[Task] Your answer should hold all lines of the entries that include the word "value".

[Data excerpts]
________________
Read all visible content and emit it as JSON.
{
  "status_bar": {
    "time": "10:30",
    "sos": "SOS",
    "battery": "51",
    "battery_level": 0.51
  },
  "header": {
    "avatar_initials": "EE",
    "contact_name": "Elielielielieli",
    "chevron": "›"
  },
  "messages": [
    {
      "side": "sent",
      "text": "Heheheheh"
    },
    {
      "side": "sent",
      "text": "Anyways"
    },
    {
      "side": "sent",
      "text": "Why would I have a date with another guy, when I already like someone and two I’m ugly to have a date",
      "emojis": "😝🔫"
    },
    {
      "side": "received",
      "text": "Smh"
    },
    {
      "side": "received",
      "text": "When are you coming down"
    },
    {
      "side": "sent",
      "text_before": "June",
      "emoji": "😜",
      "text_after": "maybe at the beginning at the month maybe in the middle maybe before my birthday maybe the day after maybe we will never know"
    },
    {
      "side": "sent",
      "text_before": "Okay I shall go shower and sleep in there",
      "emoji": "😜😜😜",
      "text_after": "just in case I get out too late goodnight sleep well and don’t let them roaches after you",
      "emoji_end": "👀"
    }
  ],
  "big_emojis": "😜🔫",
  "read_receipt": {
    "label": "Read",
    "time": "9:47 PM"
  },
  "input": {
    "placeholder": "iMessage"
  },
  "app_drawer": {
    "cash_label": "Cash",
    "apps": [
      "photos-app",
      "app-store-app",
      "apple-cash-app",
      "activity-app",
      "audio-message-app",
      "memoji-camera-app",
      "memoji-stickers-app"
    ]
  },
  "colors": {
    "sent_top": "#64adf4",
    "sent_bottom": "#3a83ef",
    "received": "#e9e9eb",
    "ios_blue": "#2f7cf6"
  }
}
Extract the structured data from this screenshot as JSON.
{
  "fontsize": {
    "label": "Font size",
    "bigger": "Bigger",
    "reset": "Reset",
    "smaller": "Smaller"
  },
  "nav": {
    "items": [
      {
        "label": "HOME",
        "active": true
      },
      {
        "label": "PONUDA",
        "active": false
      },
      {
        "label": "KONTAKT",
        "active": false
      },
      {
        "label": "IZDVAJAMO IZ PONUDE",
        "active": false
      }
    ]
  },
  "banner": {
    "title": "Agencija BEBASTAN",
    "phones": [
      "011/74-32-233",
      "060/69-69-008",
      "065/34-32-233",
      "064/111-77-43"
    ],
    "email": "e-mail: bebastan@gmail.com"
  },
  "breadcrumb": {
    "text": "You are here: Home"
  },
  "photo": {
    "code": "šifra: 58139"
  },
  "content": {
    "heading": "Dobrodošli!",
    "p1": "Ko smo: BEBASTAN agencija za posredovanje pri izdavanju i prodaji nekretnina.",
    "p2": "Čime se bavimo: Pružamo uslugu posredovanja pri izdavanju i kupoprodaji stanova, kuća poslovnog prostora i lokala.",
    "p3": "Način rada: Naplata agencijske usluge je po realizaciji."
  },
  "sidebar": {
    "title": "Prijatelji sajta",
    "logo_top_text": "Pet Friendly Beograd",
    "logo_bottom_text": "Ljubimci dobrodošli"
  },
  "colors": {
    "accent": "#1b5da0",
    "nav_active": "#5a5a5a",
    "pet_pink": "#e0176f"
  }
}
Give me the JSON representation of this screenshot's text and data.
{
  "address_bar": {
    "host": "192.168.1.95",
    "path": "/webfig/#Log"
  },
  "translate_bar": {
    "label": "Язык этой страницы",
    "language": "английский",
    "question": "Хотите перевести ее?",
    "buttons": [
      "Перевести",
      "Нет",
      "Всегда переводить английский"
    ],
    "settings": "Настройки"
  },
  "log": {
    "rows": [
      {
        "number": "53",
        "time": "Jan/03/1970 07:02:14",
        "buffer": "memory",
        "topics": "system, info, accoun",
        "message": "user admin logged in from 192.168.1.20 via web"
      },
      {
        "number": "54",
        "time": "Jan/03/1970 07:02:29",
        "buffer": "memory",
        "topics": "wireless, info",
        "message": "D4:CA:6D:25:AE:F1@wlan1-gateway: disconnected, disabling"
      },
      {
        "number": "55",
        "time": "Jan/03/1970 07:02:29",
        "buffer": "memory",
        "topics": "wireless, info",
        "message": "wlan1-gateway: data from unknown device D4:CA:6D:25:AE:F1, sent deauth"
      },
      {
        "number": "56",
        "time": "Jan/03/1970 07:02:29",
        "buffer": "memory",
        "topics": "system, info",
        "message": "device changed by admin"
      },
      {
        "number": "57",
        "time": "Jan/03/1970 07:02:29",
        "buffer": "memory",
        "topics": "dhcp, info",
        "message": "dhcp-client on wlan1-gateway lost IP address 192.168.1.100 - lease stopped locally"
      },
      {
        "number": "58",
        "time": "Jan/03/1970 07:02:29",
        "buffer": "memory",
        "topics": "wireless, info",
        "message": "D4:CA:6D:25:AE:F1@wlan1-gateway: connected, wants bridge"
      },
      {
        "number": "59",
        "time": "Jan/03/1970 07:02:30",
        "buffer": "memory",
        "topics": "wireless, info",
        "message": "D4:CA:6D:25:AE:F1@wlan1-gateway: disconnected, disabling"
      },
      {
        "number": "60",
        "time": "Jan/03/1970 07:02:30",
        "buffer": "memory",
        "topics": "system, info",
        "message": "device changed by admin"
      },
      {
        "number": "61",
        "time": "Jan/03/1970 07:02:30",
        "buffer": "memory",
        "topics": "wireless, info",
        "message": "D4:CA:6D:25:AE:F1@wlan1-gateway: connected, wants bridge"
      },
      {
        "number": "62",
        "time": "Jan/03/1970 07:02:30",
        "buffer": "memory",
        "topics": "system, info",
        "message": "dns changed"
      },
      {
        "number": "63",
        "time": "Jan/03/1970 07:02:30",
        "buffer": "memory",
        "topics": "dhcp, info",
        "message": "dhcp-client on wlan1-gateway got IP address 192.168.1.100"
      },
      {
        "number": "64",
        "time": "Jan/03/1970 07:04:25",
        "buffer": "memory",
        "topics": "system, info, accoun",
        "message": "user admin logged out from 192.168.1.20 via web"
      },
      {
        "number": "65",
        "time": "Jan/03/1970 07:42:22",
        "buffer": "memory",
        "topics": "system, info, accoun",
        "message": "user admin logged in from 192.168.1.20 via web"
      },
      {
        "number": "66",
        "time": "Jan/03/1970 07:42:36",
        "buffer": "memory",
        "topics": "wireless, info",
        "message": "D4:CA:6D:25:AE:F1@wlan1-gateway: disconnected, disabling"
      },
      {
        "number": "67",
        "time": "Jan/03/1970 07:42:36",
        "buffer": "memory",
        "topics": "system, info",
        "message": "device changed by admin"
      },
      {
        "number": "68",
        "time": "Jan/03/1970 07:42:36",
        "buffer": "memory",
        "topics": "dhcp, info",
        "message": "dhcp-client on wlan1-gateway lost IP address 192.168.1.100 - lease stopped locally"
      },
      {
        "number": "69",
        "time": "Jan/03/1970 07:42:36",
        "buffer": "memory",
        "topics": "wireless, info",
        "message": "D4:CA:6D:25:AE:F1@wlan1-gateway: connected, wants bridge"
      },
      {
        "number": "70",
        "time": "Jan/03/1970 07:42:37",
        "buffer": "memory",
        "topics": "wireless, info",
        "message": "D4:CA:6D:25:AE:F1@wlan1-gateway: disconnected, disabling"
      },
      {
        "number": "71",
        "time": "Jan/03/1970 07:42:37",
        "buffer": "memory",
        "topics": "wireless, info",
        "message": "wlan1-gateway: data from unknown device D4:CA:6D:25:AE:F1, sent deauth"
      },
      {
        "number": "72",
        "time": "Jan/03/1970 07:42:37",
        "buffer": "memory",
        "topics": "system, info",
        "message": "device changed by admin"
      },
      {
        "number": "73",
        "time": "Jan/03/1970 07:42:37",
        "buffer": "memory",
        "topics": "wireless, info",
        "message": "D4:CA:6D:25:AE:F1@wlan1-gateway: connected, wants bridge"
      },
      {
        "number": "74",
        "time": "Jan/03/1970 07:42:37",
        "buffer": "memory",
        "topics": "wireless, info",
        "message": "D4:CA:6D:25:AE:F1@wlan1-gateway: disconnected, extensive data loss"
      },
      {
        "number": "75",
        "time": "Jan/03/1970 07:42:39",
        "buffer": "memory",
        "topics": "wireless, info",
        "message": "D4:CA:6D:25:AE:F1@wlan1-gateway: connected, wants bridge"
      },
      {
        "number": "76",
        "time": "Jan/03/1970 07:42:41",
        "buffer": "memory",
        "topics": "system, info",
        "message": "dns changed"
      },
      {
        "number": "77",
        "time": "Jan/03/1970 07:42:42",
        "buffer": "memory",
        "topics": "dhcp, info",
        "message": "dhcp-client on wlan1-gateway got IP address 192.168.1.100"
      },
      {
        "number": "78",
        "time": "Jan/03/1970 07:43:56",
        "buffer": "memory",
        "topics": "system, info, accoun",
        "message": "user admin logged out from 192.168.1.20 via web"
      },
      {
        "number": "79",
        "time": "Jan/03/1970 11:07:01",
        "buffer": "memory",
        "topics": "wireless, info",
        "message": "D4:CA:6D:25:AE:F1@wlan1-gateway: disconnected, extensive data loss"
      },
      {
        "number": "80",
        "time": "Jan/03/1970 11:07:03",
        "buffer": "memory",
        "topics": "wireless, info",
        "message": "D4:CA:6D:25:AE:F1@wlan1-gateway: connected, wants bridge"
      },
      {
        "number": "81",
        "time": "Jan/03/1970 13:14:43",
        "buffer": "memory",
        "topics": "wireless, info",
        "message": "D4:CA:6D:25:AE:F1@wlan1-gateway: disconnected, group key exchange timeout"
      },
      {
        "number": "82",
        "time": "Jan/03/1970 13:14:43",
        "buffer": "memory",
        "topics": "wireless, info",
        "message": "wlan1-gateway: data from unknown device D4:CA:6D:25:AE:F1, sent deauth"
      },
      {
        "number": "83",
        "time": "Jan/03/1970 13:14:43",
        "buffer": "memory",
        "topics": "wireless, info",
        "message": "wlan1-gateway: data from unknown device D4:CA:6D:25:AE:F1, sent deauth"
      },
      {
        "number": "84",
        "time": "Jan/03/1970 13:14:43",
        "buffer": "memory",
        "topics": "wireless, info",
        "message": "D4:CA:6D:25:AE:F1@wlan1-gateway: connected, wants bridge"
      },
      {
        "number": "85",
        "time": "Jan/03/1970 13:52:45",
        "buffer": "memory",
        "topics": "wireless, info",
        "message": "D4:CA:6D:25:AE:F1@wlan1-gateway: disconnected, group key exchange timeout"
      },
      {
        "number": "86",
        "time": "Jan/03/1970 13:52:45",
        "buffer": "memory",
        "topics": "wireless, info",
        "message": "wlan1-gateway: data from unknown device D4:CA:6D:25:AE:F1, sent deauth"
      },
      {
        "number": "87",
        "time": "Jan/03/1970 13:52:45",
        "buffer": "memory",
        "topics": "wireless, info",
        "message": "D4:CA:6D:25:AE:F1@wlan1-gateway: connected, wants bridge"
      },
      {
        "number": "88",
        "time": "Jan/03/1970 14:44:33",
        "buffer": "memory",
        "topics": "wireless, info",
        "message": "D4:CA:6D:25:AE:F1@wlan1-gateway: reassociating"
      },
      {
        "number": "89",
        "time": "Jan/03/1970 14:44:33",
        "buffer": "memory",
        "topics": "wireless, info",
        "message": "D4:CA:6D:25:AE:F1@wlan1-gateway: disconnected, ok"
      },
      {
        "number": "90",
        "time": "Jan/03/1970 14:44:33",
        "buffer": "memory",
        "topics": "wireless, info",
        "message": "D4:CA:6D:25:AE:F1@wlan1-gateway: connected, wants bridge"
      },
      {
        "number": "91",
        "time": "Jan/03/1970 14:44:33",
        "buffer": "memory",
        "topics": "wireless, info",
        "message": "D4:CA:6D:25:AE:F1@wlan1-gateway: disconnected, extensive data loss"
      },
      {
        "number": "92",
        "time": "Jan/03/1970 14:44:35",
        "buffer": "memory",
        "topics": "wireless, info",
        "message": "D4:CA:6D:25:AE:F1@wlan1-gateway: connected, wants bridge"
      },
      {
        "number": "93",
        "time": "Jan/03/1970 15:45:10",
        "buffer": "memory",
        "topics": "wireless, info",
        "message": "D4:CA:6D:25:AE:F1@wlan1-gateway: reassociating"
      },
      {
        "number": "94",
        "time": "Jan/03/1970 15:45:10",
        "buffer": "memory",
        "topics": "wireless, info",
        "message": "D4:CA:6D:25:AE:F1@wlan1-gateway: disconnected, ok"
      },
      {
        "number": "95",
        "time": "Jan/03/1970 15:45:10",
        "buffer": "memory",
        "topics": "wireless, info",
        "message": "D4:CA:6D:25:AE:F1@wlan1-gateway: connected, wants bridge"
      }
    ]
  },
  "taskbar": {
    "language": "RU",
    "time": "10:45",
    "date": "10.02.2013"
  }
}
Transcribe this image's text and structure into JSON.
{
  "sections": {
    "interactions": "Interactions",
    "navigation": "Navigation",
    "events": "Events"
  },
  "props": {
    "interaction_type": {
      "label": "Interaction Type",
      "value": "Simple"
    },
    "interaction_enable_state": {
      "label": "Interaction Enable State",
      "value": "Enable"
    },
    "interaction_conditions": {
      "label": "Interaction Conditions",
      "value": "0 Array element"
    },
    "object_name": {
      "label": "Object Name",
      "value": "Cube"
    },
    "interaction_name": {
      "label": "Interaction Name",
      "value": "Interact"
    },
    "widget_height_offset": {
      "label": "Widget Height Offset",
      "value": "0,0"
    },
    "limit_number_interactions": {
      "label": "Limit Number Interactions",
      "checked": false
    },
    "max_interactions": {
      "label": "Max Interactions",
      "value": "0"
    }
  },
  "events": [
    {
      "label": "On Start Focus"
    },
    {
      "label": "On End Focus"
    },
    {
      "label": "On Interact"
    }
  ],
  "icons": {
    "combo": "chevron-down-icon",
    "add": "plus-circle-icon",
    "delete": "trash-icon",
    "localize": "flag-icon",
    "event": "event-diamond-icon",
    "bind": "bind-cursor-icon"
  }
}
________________
[Final answer]
      "value": "Simple"
      "value": "Enable"
      "value": "0 Array element"
      "value": "Cube"
      "value": "Interact"
      "value": "0,0"
      "value": "0"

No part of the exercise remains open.